:: DATASET EXCERPTS
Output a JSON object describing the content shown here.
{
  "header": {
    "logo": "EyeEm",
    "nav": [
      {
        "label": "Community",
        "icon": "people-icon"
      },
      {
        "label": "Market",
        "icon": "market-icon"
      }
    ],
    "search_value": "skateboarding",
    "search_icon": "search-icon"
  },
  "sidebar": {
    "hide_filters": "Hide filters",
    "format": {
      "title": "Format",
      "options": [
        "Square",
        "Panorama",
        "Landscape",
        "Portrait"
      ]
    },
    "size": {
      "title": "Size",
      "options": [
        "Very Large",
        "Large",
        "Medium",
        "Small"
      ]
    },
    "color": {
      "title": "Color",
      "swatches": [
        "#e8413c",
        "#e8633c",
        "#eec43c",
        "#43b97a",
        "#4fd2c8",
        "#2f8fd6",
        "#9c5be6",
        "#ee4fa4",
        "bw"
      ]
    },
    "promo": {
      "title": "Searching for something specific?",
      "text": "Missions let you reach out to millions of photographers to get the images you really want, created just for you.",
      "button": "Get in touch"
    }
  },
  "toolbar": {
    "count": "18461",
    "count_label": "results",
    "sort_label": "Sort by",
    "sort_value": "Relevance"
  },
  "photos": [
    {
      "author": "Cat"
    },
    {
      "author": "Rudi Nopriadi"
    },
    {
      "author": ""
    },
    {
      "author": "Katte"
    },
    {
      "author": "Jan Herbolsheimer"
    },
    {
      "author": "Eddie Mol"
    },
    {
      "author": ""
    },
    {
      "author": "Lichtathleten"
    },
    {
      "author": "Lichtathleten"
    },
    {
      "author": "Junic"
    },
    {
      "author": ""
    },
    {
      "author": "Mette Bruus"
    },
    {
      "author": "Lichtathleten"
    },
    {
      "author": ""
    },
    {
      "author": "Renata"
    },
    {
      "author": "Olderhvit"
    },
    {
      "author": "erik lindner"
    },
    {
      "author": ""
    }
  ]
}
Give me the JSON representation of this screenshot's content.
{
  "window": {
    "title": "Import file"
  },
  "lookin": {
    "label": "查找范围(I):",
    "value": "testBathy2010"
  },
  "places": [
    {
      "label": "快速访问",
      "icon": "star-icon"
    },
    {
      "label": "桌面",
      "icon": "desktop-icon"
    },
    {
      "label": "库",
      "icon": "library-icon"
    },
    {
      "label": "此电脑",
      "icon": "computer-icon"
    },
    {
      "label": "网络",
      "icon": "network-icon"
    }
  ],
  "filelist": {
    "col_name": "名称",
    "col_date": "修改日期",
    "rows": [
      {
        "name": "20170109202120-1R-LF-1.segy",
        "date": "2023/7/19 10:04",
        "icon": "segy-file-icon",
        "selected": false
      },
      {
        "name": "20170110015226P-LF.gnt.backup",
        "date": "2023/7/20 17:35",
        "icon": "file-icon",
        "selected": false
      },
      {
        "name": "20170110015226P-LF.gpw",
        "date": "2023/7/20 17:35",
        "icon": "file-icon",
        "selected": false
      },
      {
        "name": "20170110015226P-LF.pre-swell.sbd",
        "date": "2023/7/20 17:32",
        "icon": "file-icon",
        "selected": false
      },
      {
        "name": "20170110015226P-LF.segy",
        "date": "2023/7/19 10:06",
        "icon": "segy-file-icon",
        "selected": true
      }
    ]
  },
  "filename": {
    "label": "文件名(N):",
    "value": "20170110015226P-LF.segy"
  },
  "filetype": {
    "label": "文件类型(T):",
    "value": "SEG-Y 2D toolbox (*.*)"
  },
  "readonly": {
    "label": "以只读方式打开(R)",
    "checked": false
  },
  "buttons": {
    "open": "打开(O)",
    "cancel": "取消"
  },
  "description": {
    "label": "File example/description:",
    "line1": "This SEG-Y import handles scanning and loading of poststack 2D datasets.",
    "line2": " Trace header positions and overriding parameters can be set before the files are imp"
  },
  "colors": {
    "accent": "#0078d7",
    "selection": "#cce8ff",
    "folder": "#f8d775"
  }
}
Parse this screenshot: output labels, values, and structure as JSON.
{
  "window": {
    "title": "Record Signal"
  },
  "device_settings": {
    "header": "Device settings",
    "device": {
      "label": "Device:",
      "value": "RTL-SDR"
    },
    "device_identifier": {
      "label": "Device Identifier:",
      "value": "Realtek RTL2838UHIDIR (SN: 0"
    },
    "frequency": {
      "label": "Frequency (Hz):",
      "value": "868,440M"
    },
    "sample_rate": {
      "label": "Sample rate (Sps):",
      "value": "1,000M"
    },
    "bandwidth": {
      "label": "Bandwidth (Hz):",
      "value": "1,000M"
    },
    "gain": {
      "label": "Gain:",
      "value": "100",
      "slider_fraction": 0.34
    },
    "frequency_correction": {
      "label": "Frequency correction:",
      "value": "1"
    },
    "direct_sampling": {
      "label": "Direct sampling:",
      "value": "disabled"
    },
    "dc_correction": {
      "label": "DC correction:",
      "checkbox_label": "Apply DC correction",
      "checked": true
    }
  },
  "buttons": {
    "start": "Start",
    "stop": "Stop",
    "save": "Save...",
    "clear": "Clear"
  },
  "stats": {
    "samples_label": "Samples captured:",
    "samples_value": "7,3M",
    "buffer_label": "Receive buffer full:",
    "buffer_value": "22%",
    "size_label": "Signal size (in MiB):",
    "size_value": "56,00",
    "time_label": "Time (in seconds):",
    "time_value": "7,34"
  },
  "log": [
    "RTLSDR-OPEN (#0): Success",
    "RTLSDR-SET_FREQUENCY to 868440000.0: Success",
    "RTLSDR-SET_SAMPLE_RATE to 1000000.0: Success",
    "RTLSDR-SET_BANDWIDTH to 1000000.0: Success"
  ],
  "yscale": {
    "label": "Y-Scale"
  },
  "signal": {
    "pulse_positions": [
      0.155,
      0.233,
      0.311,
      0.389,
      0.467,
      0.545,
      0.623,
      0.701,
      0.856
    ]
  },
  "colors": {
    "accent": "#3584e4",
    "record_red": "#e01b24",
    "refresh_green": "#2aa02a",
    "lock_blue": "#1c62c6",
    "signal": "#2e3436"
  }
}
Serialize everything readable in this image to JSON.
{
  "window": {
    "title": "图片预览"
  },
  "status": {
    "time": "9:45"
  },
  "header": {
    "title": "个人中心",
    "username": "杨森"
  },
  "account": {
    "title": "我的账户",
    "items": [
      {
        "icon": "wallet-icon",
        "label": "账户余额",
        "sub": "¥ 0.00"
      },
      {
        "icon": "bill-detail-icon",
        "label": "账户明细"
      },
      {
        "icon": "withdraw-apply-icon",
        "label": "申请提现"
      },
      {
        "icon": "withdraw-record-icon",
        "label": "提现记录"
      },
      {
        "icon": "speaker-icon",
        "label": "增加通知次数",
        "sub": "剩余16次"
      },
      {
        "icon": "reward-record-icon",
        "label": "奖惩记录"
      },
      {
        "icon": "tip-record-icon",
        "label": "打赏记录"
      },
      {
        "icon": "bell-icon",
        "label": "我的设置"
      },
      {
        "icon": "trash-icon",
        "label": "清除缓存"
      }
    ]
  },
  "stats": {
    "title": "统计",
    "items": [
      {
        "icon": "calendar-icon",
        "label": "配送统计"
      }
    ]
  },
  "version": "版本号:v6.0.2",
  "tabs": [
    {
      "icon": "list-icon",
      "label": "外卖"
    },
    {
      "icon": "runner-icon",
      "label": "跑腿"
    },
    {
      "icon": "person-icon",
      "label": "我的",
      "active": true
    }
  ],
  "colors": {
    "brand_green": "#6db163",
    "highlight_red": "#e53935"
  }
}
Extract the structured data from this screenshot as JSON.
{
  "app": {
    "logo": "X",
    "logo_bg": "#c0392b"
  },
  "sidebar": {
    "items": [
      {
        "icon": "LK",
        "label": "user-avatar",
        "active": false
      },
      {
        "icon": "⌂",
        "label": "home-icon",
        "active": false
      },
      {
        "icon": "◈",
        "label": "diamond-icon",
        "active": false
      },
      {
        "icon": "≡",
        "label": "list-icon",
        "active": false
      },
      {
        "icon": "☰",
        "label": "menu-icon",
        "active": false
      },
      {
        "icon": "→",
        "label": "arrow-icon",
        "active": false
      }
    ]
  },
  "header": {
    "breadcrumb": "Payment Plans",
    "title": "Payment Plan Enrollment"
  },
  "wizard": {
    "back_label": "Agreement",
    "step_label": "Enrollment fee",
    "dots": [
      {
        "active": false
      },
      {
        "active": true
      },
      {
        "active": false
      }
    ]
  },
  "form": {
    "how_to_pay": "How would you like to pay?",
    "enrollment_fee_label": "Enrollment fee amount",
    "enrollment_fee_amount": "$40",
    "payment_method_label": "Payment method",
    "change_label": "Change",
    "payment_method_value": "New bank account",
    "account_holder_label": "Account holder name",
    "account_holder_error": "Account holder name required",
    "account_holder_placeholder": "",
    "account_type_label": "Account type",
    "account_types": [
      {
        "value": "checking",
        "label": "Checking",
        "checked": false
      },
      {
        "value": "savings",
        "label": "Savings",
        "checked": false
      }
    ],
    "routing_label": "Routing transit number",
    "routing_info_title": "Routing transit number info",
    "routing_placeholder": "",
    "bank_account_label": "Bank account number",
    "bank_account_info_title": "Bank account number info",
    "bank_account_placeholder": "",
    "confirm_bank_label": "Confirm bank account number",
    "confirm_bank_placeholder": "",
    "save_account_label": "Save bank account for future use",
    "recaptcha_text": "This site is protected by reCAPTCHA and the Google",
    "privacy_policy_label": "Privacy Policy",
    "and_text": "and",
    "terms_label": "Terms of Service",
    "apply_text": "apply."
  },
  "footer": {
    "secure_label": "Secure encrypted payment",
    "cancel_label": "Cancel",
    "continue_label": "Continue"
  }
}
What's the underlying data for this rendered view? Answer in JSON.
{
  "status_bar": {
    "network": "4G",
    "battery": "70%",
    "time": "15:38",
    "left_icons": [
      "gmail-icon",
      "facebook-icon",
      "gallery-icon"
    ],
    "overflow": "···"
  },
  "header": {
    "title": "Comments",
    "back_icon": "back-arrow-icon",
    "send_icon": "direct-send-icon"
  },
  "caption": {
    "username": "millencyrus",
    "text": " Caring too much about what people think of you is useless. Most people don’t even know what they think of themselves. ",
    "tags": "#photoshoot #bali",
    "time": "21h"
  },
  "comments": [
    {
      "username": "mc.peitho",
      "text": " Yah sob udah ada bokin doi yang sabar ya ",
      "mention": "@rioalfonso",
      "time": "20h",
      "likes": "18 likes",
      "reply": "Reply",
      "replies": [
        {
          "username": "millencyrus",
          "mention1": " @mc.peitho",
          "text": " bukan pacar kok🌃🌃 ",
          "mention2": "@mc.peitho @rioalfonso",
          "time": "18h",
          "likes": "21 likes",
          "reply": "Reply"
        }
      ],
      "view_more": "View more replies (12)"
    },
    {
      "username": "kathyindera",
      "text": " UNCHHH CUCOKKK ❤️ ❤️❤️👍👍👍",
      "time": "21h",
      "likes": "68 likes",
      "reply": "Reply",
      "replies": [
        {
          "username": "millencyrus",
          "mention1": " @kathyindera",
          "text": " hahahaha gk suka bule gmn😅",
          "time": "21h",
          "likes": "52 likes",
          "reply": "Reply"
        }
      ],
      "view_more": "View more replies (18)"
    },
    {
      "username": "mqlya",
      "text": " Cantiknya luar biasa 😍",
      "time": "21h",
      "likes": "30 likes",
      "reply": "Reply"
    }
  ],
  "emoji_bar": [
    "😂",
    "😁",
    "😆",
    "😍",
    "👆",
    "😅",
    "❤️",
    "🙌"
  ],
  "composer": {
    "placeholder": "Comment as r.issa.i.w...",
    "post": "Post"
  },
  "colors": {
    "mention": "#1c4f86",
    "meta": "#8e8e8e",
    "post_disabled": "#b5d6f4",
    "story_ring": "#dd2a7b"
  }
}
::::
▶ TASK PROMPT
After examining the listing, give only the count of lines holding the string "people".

▶ EXERCISE RESPONSE
2